The Neighbors Expedition, led by Robert Neighbors was one of several expeditions sent by the military to explore the area between San Antonio and El Paso with the purpose of opening a practical road to the west, which could be used by settlers and stages. The Neighbors Expedition, along with that led by Col. John C. Hays of the Texas Rangers in 1848, and that of Lieutenants William Henry Chase Whiting and William F. Smith of the United States Army Corps of Engineers in 1849, were the most important of these expeditions.
Iron Jacket was a Native American War Chief and Chief of the Comanche Indians.
Lonesome Dove is an American epic Western adventure television miniseries directed by Simon Wincer. It is a four-part adaptation of the 1985 novel of the same name by Larry McMurtry and is the first installment in the Lonesome Dove series. The novel was based upon a screenplay by Peter Bogdanovich and McMurtry, intended to star John Wayne, James Stewart and Henry Fonda, but the film was never made after John Ford advised Wayne against it. The eventual television miniseries stars Robert Duvall and Tommy Lee Jones. The series was originally broadcast by CBS from February 5 to 8, 1989, drawing a huge viewing audience, earning numerous awards, and reviving both the television western and the miniseries.
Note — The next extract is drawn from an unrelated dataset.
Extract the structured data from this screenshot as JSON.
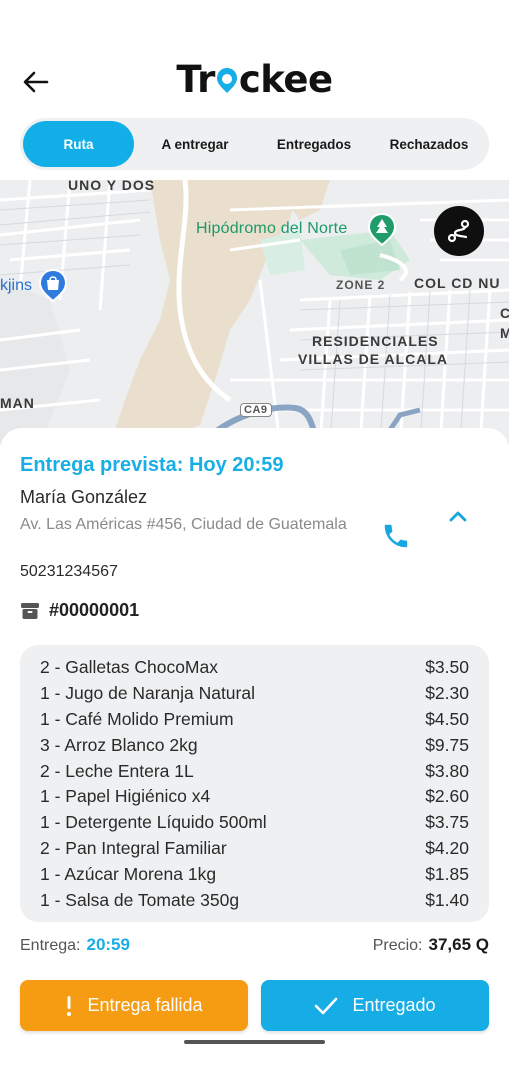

Larry McMurtry's Streets of Laredo is a 1995 American Western television miniseries directed by Joseph Sargent. It is a three-part adaptation of the 1993 novel of the same name by author Larry McMurtry and is the third installment in the Lonesome Dove series serving as a direct sequel to Lonesome Dove (1989), ignoring the events of Return to Lonesome Dove (1993).
Bose Ikard was an African American cowboy who participated in the pioneering cattle drives on what became known as the Goodnight–Loving Trail, after the American Civil War and through 1869. Aspects of his life inspired the fictional character Joshua Deets, the African-American cowboy in Larry McMurtry's novel Lonesome Dove.